(Stored items from a collection)
Segment Open
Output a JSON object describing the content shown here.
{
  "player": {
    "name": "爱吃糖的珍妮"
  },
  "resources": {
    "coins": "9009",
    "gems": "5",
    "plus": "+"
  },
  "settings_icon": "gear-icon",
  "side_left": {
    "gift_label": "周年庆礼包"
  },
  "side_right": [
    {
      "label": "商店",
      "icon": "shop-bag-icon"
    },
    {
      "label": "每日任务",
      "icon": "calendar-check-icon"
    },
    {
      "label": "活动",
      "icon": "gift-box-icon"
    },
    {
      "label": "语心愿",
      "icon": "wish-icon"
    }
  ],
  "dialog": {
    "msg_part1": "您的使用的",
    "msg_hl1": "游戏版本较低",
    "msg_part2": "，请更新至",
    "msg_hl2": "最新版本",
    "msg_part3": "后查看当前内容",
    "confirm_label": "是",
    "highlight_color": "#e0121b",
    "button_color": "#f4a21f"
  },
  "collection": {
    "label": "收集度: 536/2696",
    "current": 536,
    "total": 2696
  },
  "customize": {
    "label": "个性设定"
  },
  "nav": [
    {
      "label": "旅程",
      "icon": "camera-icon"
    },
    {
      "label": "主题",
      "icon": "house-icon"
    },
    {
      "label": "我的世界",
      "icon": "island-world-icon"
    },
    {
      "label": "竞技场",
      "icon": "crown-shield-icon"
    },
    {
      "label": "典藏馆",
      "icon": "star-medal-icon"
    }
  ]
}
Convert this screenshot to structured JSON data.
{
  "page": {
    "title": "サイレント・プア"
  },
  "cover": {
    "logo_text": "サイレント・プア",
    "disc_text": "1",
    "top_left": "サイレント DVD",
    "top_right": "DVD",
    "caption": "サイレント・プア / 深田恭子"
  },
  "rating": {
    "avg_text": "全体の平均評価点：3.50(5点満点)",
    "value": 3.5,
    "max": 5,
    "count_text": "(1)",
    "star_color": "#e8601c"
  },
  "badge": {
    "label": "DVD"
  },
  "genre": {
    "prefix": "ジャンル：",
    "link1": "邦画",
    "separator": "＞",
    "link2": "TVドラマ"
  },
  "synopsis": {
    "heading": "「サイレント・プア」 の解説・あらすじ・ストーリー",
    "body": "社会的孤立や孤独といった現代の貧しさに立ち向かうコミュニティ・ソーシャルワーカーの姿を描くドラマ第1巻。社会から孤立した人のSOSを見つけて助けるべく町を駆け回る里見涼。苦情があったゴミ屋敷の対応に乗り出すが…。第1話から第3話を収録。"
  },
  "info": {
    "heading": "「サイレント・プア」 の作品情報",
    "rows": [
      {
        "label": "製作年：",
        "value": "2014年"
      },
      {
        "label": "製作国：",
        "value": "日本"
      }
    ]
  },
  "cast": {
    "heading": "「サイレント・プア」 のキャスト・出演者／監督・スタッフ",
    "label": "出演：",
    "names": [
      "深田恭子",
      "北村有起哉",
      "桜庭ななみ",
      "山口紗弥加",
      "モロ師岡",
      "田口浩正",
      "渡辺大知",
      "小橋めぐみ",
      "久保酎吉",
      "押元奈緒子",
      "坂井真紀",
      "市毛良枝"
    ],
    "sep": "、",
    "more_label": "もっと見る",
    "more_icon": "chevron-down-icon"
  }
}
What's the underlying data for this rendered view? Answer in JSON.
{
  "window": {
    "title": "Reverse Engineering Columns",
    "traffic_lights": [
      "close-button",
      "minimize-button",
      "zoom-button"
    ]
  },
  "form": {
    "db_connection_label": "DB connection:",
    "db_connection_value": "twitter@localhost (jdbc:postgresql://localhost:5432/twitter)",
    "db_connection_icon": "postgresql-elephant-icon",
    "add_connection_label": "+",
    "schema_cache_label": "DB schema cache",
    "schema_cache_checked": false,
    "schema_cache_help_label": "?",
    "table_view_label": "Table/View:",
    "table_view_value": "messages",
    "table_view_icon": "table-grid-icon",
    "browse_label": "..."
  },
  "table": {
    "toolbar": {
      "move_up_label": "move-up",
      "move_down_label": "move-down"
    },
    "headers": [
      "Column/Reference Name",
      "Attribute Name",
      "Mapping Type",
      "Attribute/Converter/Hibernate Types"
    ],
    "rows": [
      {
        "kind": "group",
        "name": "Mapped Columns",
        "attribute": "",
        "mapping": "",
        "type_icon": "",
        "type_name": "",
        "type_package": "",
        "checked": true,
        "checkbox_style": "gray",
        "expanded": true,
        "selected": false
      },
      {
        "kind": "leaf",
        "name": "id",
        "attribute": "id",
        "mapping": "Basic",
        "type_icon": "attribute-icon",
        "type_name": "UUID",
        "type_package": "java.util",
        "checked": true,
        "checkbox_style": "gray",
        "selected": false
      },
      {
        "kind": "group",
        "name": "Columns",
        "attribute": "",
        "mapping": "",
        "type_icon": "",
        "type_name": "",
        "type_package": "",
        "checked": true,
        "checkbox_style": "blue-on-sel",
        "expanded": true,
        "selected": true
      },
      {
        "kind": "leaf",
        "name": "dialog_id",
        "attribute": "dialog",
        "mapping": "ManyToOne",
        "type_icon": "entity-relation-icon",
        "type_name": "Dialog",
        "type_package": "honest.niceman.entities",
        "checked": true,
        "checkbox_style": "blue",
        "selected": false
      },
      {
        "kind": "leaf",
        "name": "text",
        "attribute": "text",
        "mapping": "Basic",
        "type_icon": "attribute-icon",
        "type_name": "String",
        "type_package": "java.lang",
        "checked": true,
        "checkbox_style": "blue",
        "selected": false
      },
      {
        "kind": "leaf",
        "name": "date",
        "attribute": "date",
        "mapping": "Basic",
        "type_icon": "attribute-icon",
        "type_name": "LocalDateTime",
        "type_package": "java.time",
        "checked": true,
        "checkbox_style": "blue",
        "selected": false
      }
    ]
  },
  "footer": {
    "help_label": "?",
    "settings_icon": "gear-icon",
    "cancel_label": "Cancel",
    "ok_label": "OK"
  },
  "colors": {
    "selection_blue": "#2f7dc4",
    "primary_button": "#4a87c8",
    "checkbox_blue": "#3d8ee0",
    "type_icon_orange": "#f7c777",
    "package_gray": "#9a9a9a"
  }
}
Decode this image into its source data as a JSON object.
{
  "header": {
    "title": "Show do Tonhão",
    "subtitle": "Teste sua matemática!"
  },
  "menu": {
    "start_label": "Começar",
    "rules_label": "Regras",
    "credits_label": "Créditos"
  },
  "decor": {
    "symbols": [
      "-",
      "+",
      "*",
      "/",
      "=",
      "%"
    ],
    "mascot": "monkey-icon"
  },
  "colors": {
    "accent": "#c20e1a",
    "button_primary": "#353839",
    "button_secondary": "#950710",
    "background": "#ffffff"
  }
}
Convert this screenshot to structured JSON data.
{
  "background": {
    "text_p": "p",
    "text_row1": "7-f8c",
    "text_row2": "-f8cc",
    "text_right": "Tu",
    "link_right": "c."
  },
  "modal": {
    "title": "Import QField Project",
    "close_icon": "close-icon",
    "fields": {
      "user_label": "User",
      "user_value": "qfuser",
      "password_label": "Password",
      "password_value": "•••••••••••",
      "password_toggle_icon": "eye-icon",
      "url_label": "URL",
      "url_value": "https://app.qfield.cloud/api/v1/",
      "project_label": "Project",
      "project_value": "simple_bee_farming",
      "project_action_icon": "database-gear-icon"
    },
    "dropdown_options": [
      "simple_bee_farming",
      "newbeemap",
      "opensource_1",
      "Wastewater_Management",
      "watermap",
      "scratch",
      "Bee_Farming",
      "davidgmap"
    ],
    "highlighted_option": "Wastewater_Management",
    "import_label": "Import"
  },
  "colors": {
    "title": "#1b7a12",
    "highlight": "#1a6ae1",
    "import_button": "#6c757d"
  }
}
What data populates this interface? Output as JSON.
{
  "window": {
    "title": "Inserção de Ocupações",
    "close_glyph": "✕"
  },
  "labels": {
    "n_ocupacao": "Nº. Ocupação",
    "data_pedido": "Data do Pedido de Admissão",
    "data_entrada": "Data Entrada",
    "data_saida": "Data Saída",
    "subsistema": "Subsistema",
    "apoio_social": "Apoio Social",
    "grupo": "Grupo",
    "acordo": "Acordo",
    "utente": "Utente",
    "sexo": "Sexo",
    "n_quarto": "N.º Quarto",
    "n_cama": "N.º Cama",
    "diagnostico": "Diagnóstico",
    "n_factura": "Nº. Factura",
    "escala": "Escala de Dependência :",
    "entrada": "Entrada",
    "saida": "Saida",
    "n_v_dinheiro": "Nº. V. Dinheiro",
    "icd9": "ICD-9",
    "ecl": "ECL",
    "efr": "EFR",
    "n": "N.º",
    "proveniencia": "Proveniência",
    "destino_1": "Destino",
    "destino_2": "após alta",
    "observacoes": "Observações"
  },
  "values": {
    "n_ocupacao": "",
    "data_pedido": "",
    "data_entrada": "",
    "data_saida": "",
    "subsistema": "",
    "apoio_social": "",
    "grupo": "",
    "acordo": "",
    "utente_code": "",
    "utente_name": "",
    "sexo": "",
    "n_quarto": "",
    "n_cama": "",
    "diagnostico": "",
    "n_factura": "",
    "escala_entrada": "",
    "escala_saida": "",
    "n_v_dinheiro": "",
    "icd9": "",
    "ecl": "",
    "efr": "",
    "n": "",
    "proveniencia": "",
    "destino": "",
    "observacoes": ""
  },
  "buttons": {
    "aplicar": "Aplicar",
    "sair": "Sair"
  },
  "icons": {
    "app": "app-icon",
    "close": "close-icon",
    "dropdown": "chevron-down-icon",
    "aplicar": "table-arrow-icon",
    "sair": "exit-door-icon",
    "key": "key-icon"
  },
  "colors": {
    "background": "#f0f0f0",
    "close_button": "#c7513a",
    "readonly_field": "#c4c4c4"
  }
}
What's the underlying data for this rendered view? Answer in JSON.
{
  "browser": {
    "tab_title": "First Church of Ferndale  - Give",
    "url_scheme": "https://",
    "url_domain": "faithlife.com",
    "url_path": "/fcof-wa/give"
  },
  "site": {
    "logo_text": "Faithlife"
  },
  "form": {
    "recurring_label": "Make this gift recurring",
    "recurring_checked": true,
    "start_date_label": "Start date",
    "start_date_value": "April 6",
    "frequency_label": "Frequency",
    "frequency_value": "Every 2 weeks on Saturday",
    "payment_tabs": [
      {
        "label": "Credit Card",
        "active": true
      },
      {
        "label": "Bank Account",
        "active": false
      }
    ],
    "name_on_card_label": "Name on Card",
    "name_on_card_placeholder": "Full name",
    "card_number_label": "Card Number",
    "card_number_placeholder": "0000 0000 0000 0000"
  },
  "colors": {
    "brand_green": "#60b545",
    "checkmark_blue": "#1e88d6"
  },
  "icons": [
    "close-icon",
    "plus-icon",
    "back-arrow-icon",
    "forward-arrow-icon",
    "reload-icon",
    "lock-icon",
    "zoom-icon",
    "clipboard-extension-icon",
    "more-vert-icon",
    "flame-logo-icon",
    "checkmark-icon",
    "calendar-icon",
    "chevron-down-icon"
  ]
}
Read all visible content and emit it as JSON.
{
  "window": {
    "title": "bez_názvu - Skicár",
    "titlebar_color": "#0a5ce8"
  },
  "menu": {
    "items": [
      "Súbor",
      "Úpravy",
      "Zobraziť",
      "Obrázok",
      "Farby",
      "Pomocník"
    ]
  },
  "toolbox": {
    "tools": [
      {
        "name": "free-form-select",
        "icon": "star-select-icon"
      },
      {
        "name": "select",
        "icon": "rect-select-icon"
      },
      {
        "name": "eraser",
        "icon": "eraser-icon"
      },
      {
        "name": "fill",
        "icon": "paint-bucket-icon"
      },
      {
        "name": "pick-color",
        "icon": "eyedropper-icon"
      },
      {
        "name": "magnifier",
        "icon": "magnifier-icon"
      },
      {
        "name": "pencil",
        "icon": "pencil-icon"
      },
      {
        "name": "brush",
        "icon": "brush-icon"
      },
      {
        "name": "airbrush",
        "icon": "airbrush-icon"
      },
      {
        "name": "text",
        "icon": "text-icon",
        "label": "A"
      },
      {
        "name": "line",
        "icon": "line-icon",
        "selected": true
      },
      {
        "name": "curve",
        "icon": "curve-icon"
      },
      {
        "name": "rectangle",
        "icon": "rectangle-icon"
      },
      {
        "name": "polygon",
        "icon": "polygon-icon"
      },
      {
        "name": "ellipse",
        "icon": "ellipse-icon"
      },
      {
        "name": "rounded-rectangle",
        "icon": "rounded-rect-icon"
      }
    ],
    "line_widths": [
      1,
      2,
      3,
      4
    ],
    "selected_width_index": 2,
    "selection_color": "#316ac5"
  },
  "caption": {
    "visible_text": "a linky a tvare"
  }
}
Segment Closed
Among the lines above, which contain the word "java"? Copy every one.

        "type_package": "java.util",
        "type_package": "java.lang",
        "type_package": "java.time",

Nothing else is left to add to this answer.